How to Deal With Red, Irritated Skin

Chapping, rawness, and stinging are the body’s ways of sending out an SOS. When skin becomes inflamed and irritated—from windburn, an allergen, even a new retinoid—it turns red because blood rushes to the site with oxygen and immune cells to fix the damage, says New York City dermatologist David Bank. We asked dermatologists to describe the symptoms that may show up and how to treat them.

By Jolene Edgar

IF YOU SEE: Raw, dry patches
YOU MAY HAVE: Sensitive skin aggravated by wind, sunburn, overwashing, anti-aging ingredients, or even stress
TREAT IT WITH: Apply a soothing moisturizer containing ceramides or the antioxidants feverfew or licorice extract. Then smooth a pea-size drop of 1 percent hydrocortisone cream over irritated areas twice a day for up to two weeks. The hydrocortisone “chases away inflammatory cells and constricts blood vessels to get the red out,” says Bank. (Using it for longer than two weeks can ratchet up redness by creating more blood vessels.) If there’s no improvement, see a dermatologist for a stronger cortisone or a prescription barrier-repair cream. You’ll also want to rethink your anti-aging routine if it involves a retinoid: Stop using the product until your skin heals completely to avoid even worse irritation, then ease back in, using it only every second or third night to start and putting it on over a thin layer of moisturizer to prevent skin from drying out.

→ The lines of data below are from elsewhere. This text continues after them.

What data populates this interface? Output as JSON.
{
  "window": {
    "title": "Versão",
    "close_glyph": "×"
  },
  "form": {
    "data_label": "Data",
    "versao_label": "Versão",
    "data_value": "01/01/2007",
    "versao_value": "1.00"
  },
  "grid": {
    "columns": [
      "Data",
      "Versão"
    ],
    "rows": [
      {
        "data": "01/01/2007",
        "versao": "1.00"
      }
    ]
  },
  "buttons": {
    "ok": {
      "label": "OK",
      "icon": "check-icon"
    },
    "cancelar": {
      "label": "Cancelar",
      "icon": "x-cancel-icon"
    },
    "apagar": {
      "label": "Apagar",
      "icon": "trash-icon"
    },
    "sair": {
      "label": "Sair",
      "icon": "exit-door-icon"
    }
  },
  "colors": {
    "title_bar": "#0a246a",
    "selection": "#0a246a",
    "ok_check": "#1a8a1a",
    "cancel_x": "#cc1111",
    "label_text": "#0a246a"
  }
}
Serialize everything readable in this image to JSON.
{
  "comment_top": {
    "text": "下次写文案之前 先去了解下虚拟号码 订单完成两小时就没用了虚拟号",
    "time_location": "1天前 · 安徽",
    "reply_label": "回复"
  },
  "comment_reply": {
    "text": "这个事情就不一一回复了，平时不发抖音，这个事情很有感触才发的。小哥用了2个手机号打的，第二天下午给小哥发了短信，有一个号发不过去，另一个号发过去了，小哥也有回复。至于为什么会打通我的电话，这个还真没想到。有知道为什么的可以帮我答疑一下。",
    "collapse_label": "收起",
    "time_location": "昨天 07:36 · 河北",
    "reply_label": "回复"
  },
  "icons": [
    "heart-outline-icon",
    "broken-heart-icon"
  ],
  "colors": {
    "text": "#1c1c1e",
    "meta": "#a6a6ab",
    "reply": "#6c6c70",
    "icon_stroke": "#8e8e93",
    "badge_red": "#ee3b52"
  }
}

IF YOU SEE: Redness and scaling in the creases of your nose, around the eyebrows, or behind the ears, often accompanied by a flaky scalp
YOU MAY HAVE: Seborrheic dermatitis (a.k.a. dandruff). “It means your skin cells are turning over too quickly, getting sticky, and not shedding as they should,” says Heidi Waldorf, the director of laser and cosmetic dermatology at Mount Sinai Medical Center.
TREAT IT WITH: Help loosen the flakes by washing the area once a day with a mild 0.5 percent salicylic acid cleanser. Follow this each time you wash with a gentle moisturizer. Finally, apply a 1 percent hydrocortisone cream twice a day. If that doesn’t work, try spreading a fungus-fighting cream, like over-the-counter Lotrimin, over the affected area. Do this part twice a day for three to five days. If you can’t get the dermatitis under control in a couple of weeks with these methods, contact your dermatologist.

IF YOU SEE: Itchy, pink splotches or rashlike blistered skin
YOU MAY HAVE: Contact dermatitis, which strikes after you touch something you’re allergic to. Common culprits include ingredients in fragrances, lanolin, parabens, the nickel in costume jewelry and metallic makeup, and formaldehyde resins in certain nail polishes and lip liners.
TREAT IT WITH: Start by applying a cold milk compress to the area for about ten minutes; the anti-inflammatory molecules in the dairy fat will help settle things down, says dermatologist Amy Wechsler. Then treat any remaining rash by gently dabbing a 1 percent hydrocortisone ointment on the area twice a day. Ointments are generally preservative-free and therefore less irritating than creams, says Joshua Zeichner, an assistant professor of dermatology at Mount Sinai Hospital in New York City. If your skin is blistered or open, you’ll also need to apply an antibiotic ointment, like Neosporin, twice a day to avoid infection. And before bed, take some Benadryl. “Oral Benadryl can quell any itching or swelling,” says dermatologist Jeannette Graf. To figure out what you’re reacting to and need to avoid, make an appointment with a dermatologist for patch testing.

(Photo: Getty Images)